The only way to beat the broadcaster is to persuade his listeners he's wrong, not force him off the air while leaving his avid audience in place.
Rand Paul's stand in the Senate shows why non-interventionists should focus more on that body and less on the presidency.
Even though she's an ideological broadcaster, Maddow doesn't resort to demonization and hyperbole. It makes her case much stronger.
Right-wing outlets often fail to inform their audiences or set an agenda because they're too busy trying to counterbalance liberal coverage.
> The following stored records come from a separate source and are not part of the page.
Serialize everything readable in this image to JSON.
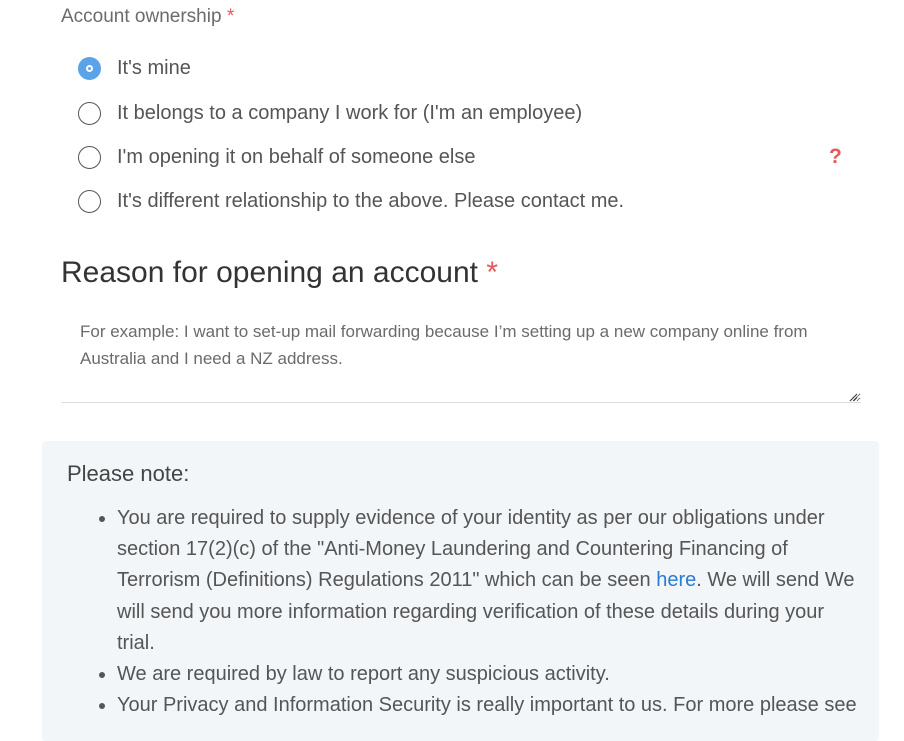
{
  "ownership": {
    "label": "Account ownership",
    "required_mark": "*",
    "options": [
      {
        "label": "It's mine",
        "selected": true
      },
      {
        "label": "It belongs to a company I work for (I'm an employee)",
        "selected": false
      },
      {
        "label": "I'm opening it on behalf of someone else",
        "selected": false
      },
      {
        "label": "It's different relationship to the above. Please contact me.",
        "selected": false
      }
    ],
    "help_icon": "?"
  },
  "reason": {
    "heading": "Reason for opening an account",
    "required_mark": "*",
    "value": "",
    "placeholder": "For example: I want to set-up mail forwarding because I’m setting up a new company online from Australia and I need a NZ address."
  },
  "note": {
    "title": "Please note:",
    "item1_before_link": "You are required to supply evidence of your identity as per our obligations under section 17(2)(c) of the \"Anti-Money Laundering and Countering Financing of Terrorism (Definitions) Regulations 2011\" which can be seen ",
    "item1_link": "here",
    "item1_after_link": ". We will send We will send you more information regarding verification of these details during your trial.",
    "item2": "We are required by law to report any suspicious activity.",
    "item3": "Your Privacy and Information Security is really important to us. For more please see"
  },
  "colors": {
    "accent": "#5aa3e8",
    "required": "#e45858",
    "link": "#2a7bd3",
    "panel_bg": "#f2f6f9"
  }
}
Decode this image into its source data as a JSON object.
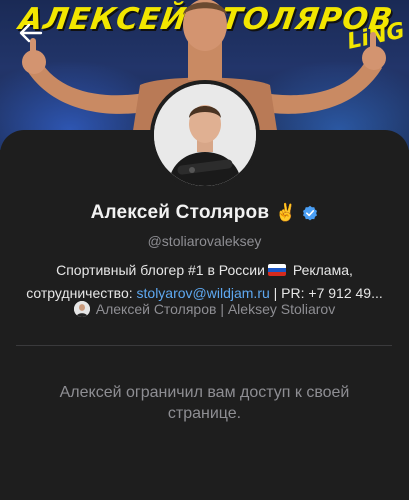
{
  "cover": {
    "title": "АЛЕКСЕЙ СТОЛЯРОВ",
    "logo_text": "LiNG",
    "accent": "#f2e600"
  },
  "navigation": {
    "back_icon": "arrow-left-icon"
  },
  "profile": {
    "name": "Алексей Столяров",
    "name_emoji": "✌️",
    "verified_icon": "verified-badge-icon",
    "verified_color": "#4a9ff5",
    "username": "@stoliarovaleksey",
    "bio_line1": "Спортивный блогер #1 в России",
    "bio_flag_icon": "russia-flag-icon",
    "bio_line1_tail": " Реклама,",
    "bio_line2_prefix": "сотрудничество: ",
    "bio_email": "stolyarov@wildjam.ru",
    "bio_line2_suffix": " | PR: +7 912 49...",
    "linked_account": "Алексей Столяров | Aleksey Stoliarov"
  },
  "restricted_message": "Алексей ограничил вам доступ к своей странице."
}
Win or lose at the Supreme Court, the GOP is likely to suffer at the ballot box as long as health is a central issue in future campaigns.
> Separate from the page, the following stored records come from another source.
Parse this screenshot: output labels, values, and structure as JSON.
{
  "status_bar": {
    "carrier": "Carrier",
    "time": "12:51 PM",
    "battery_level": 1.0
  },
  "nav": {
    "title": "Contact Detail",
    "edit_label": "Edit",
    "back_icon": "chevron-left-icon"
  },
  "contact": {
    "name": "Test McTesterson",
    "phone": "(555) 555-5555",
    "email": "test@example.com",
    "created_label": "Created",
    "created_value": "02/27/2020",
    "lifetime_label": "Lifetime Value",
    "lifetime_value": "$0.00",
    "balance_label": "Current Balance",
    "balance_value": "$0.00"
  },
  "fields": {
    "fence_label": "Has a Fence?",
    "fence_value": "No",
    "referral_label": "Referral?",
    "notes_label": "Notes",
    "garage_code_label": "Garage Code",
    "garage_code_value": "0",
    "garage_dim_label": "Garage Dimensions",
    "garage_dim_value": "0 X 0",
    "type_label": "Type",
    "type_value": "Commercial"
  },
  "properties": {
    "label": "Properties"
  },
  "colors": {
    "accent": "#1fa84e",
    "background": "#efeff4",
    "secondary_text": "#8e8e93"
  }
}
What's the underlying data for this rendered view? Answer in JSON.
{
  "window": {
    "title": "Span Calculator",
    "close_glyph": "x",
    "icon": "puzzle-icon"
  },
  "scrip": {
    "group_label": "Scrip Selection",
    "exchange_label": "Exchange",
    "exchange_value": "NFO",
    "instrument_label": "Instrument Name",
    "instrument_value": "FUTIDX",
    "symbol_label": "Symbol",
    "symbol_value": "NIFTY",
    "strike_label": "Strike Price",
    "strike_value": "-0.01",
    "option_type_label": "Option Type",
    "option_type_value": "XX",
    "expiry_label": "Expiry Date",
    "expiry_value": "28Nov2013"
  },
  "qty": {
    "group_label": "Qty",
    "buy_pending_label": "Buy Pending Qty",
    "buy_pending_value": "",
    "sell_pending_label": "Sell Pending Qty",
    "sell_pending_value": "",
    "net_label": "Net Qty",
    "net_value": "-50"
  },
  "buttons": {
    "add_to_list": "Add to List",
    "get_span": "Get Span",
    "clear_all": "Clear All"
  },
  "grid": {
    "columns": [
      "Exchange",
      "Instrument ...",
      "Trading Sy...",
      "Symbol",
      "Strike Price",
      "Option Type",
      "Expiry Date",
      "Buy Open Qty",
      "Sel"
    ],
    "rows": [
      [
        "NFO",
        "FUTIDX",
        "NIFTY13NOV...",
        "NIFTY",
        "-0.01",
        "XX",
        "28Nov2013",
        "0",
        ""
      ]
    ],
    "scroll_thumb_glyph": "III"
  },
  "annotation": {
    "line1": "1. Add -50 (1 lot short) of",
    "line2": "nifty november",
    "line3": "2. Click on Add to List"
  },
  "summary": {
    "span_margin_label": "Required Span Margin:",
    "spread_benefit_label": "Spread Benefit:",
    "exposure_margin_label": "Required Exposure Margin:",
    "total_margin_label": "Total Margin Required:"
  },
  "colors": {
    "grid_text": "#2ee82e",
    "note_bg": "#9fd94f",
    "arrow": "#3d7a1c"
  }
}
Forget strict constructionism. Does Obama's own belief that the Constitution is a living document argue for overturning his health-reform law?
It shouldn't be surprising that a man intent on banning salt and trans fats is also complicit in "stop and frisk" and illegal spying on Muslims.
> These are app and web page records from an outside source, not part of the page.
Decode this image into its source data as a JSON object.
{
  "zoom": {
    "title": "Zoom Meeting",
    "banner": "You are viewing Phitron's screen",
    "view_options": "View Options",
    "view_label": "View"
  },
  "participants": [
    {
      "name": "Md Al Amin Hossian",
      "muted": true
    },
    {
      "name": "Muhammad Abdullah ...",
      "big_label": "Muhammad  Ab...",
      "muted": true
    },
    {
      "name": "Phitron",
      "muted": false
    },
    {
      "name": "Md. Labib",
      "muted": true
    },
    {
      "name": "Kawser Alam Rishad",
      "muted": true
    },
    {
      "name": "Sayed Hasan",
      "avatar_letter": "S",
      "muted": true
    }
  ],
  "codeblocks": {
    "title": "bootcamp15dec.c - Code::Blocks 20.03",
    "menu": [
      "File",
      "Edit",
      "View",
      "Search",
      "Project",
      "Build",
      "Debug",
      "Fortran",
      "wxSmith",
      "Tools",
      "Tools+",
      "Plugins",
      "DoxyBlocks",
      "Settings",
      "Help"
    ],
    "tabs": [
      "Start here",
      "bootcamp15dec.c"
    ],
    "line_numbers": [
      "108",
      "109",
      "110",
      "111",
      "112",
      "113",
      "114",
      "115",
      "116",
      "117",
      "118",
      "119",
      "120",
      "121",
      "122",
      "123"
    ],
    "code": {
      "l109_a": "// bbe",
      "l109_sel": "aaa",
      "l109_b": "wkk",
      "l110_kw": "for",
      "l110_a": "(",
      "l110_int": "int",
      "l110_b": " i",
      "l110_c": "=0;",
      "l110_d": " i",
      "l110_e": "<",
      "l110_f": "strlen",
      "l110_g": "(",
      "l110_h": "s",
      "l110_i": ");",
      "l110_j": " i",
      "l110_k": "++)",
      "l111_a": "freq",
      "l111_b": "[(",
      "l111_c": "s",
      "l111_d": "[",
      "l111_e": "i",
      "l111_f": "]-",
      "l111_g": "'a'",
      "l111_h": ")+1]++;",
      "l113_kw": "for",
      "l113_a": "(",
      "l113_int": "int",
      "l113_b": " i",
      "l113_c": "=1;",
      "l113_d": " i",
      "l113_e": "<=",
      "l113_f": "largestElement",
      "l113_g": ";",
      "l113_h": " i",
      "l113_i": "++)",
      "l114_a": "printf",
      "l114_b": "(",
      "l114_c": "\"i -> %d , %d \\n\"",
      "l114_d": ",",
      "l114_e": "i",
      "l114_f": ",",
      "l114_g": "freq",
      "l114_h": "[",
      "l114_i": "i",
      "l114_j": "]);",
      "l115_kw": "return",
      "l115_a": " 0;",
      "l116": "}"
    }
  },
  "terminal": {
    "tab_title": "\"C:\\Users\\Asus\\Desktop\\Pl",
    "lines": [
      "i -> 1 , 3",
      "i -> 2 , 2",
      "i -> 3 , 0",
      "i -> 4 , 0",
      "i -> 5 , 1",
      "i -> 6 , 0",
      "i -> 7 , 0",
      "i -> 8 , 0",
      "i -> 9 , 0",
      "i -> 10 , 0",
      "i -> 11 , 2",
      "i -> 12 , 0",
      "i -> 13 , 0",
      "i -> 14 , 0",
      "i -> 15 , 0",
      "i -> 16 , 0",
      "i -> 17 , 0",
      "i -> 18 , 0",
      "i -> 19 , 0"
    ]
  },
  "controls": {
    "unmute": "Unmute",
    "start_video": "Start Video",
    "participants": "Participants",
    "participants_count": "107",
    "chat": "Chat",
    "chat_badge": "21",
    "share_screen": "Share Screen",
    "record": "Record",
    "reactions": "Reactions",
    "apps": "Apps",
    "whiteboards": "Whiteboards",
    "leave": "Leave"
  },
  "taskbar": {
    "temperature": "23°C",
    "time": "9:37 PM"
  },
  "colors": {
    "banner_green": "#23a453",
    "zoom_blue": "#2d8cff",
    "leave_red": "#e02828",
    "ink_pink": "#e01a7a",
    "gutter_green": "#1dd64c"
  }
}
He doubled down on a war that is wildly unpopular with Americans. On the other hand, Bin Laden is dead and Mitt Romney is waffling.
A new New York Times poll shows that more generous health insurance remains popular. Being forced to pay for it is less so.
Conservatives insist they're on the left. But has any liberal behaved worse than Newt Gingrich or Rush Limbaugh in the last decade?
Over the weekend a small group of protestors objected to the possibility of war with Iran. Will others follow their example?
Behold where narcotics prohibition leads a forthright advocate.
His cautious comments about the Trayvon Martin case were pitch perfect -- but calls for him to say more are misguided.
The Republican Party platform didn't mention the issue for more than 100 years. The fervor peaked in 1992. And it won't last much longer.
The 2008 document is at direct odds with how President Obama has governed. Changing it or leaving it the same would both be awkward.
This American Life has a lot more regard for its audience than Breitbart.com, where the standards are a disgrace.
I'd love to hear, just once in my life, a presidential candidate give a blunt and honest account of why he hasn't served.
Its recent foray into long-form, satire infused reportage on UNESCO's defunding holds subtle lessons for the press.
The latest relapse of foot-in-mouth disease, a chronic condition he's suffered for years, came at a New Jersey fundraiser.
The outrageous polemicist is still attacking liberals. She's also expressing unexpected contempt for right-wing charlatans.